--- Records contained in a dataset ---
----

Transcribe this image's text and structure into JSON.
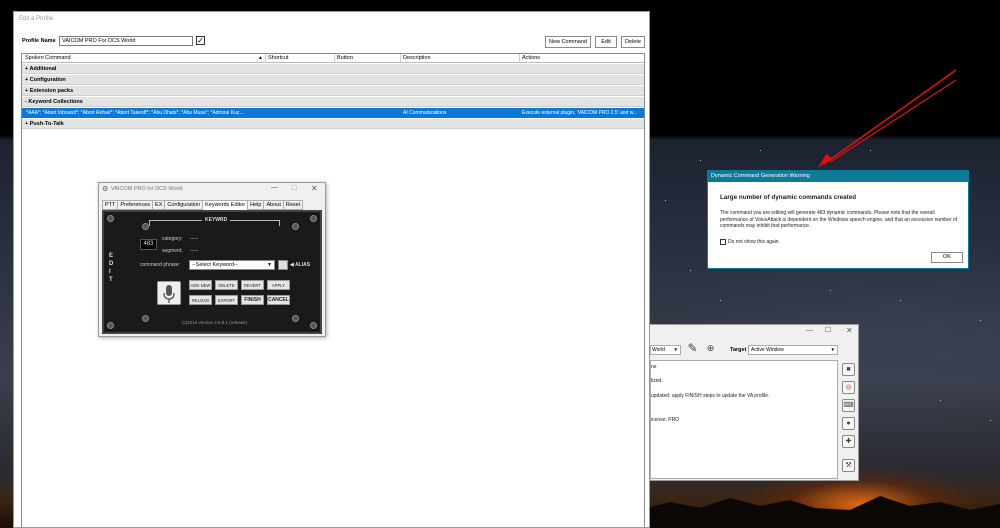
{
  "main_window": {
    "title": "Edit a Profile",
    "profile_label": "Profile Name",
    "profile_name": "VAICOM PRO For DCS World",
    "buttons": {
      "new_command": "New Command",
      "edit": "Edit",
      "delete": "Delete"
    },
    "columns": [
      "Spoken Command",
      "Shortcut",
      "Button",
      "Description",
      "Actions"
    ],
    "groups": [
      "+ Additional",
      "+ Configuration",
      "+ Extension packs",
      "- Keyword Collections"
    ],
    "selected_row": {
      "command": "*AAA*; *Abort Inbound*; *Abort Refuel*; *Abort Takeoff*; *Abu Dhabi*; *Abu Musa*; *Admiral Kuz...",
      "description": "AI Communications",
      "actions": "Execute external plugin, 'VAICOM PRO 2.5' and w..."
    },
    "last_group": "+ Push-To-Talk"
  },
  "vaicom": {
    "title": "VAICOM PRO for DCS World",
    "tabs": [
      "PTT",
      "Preferences",
      "EX",
      "Configuration",
      "Keywords Editor",
      "Help",
      "About",
      "Reset"
    ],
    "keyword_header": "KEYWRD",
    "edit_vertical": "E\nD\nI\nT",
    "count": "483",
    "category_label": "category:",
    "category_value": "-----",
    "segment_label": "segment:",
    "segment_value": "-----",
    "phrase_label": "command phrase:",
    "select_placeholder": "--Select Keyword--",
    "alias_label": "ALIAS",
    "buttons_row1": [
      "ADD NEW",
      "DELETE",
      "REVERT",
      "APPLY"
    ],
    "buttons_row2": [
      "RELOAD",
      "EXPORT",
      "FINISH",
      "CANCEL"
    ],
    "version": "(c)2019 version 2.5.9.1 (release)"
  },
  "warning": {
    "title": "Dynamic Command Generation Warning",
    "heading": "Large number of dynamic commands created",
    "body": "The command you are editing will generate 483 dynamic commands.  Please note that the overall performance of VoiceAttack is dependent on the Windows speech engine, and that an excessive number of commands may inhibit that performance.",
    "checkbox_label": "Do not show this again.",
    "ok": "OK"
  },
  "voiceattack": {
    "profile_partial": "World",
    "target_label": "Target",
    "target_value": "Active Window",
    "log_lines": [
      "ne",
      "lized.",
      "updated: apply FINISH steps to update the VA profile.",
      "icense: PRO"
    ]
  },
  "colors": {
    "selection": "#0a78d7",
    "dialog_accent": "#0e7a9a",
    "arrow": "#e01010"
  }
}
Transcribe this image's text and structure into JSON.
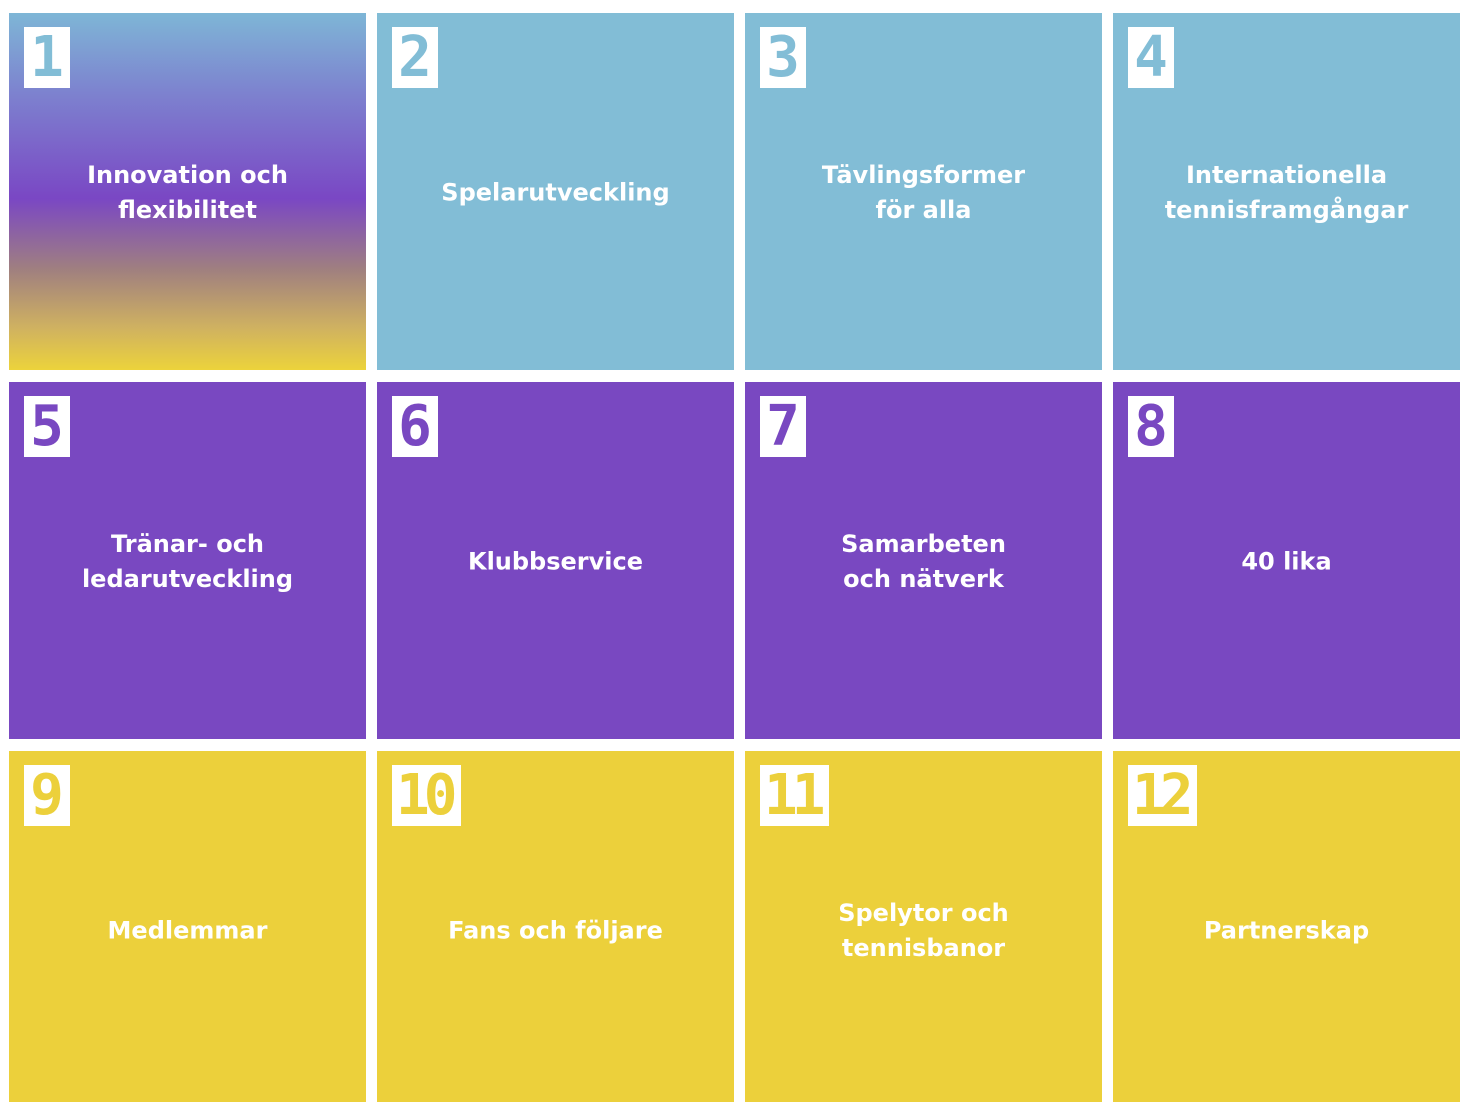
{
  "tiles": [
    {
      "number": "1",
      "label": "Innovation och\nflexibilitet",
      "color": "gradient"
    },
    {
      "number": "2",
      "label": "Spelarutveckling",
      "color": "#82bdd6"
    },
    {
      "number": "3",
      "label": "Tävlingsformer\nför alla",
      "color": "#82bdd6"
    },
    {
      "number": "4",
      "label": "Internationella\ntennisframgångar",
      "color": "#82bdd6"
    },
    {
      "number": "5",
      "label": "Tränar- och\nledarutveckling",
      "color": "#7948c1"
    },
    {
      "number": "6",
      "label": "Klubbservice",
      "color": "#7948c1"
    },
    {
      "number": "7",
      "label": "Samarbeten\noch nätverk",
      "color": "#7948c1"
    },
    {
      "number": "8",
      "label": "40 lika",
      "color": "#7948c1"
    },
    {
      "number": "9",
      "label": "Medlemmar",
      "color": "#ecd03b"
    },
    {
      "number": "10",
      "label": "Fans och följare",
      "color": "#ecd03b"
    },
    {
      "number": "11",
      "label": "Spelytor och\ntennisbanor",
      "color": "#ecd03b"
    },
    {
      "number": "12",
      "label": "Partnerskap",
      "color": "#ecd03b"
    }
  ],
  "colors": {
    "blue": "#82bdd6",
    "purple": "#7948c1",
    "yellow": "#ecd03b",
    "text": "#ffffff",
    "badge_background": "#ffffff"
  }
}
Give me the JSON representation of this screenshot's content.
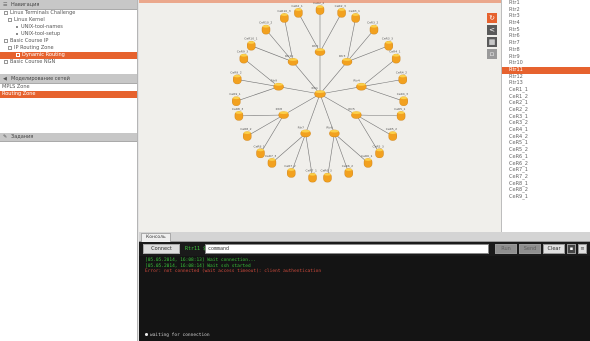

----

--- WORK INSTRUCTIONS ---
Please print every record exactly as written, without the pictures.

--- SOLUTION TO THE EXERCISE ---
Transcribe this image's text and structure into JSON.
{
  "main_window": {
    "title": "Edit a Profile",
    "profile_label": "Profile Name",
    "profile_name": "VAICOM PRO For DCS World",
    "buttons": {
      "new_command": "New Command",
      "edit": "Edit",
      "delete": "Delete"
    },
    "columns": [
      "Spoken Command",
      "Shortcut",
      "Button",
      "Description",
      "Actions"
    ],
    "groups": [
      "+ Additional",
      "+ Configuration",
      "+ Extension packs",
      "- Keyword Collections"
    ],
    "selected_row": {
      "command": "*AAA*; *Abort Inbound*; *Abort Refuel*; *Abort Takeoff*; *Abu Dhabi*; *Abu Musa*; *Admiral Kuz...",
      "description": "AI Communications",
      "actions": "Execute external plugin, 'VAICOM PRO 2.5' and w..."
    },
    "last_group": "+ Push-To-Talk"
  },
  "vaicom": {
    "title": "VAICOM PRO for DCS World",
    "tabs": [
      "PTT",
      "Preferences",
      "EX",
      "Configuration",
      "Keywords Editor",
      "Help",
      "About",
      "Reset"
    ],
    "keyword_header": "KEYWRD",
    "edit_vertical": "E\nD\nI\nT",
    "count": "483",
    "category_label": "category:",
    "category_value": "-----",
    "segment_label": "segment:",
    "segment_value": "-----",
    "phrase_label": "command phrase:",
    "select_placeholder": "--Select Keyword--",
    "alias_label": "ALIAS",
    "buttons_row1": [
      "ADD NEW",
      "DELETE",
      "REVERT",
      "APPLY"
    ],
    "buttons_row2": [
      "RELOAD",
      "EXPORT",
      "FINISH",
      "CANCEL"
    ],
    "version": "(c)2019 version 2.5.9.1 (release)"
  },
  "warning": {
    "title": "Dynamic Command Generation Warning",
    "heading": "Large number of dynamic commands created",
    "body": "The command you are editing will generate 483 dynamic commands.  Please note that the overall performance of VoiceAttack is dependent on the Windows speech engine, and that an excessive number of commands may inhibit that performance.",
    "checkbox_label": "Do not show this again.",
    "ok": "OK"
  },
  "voiceattack": {
    "profile_partial": "World",
    "target_label": "Target",
    "target_value": "Active Window",
    "log_lines": [
      "ne",
      "lized.",
      "updated: apply FINISH steps to update the VA profile.",
      "icense: PRO"
    ]
  },
  "colors": {
    "selection": "#0a78d7",
    "dialog_accent": "#0e7a9a",
    "arrow": "#e01010"
  }
}
Transcribe this image's text and structure into JSON.
{
  "tiles": [
    {
      "number": "1",
      "label": "Innovation och\nflexibilitet",
      "color": "gradient"
    },
    {
      "number": "2",
      "label": "Spelarutveckling",
      "color": "#82bdd6"
    },
    {
      "number": "3",
      "label": "Tävlingsformer\nför alla",
      "color": "#82bdd6"
    },
    {
      "number": "4",
      "label": "Internationella\ntennisframgångar",
      "color": "#82bdd6"
    },
    {
      "number": "5",
      "label": "Tränar- och\nledarutveckling",
      "color": "#7948c1"
    },
    {
      "number": "6",
      "label": "Klubbservice",
      "color": "#7948c1"
    },
    {
      "number": "7",
      "label": "Samarbeten\noch nätverk",
      "color": "#7948c1"
    },
    {
      "number": "8",
      "label": "40 lika",
      "color": "#7948c1"
    },
    {
      "number": "9",
      "label": "Medlemmar",
      "color": "#ecd03b"
    },
    {
      "number": "10",
      "label": "Fans och följare",
      "color": "#ecd03b"
    },
    {
      "number": "11",
      "label": "Spelytor och\ntennisbanor",
      "color": "#ecd03b"
    },
    {
      "number": "12",
      "label": "Partnerskap",
      "color": "#ecd03b"
    }
  ],
  "colors": {
    "blue": "#82bdd6",
    "purple": "#7948c1",
    "yellow": "#ecd03b",
    "text": "#ffffff",
    "badge_background": "#ffffff"
  }
}
Give me the JSON representation of this screenshot's content.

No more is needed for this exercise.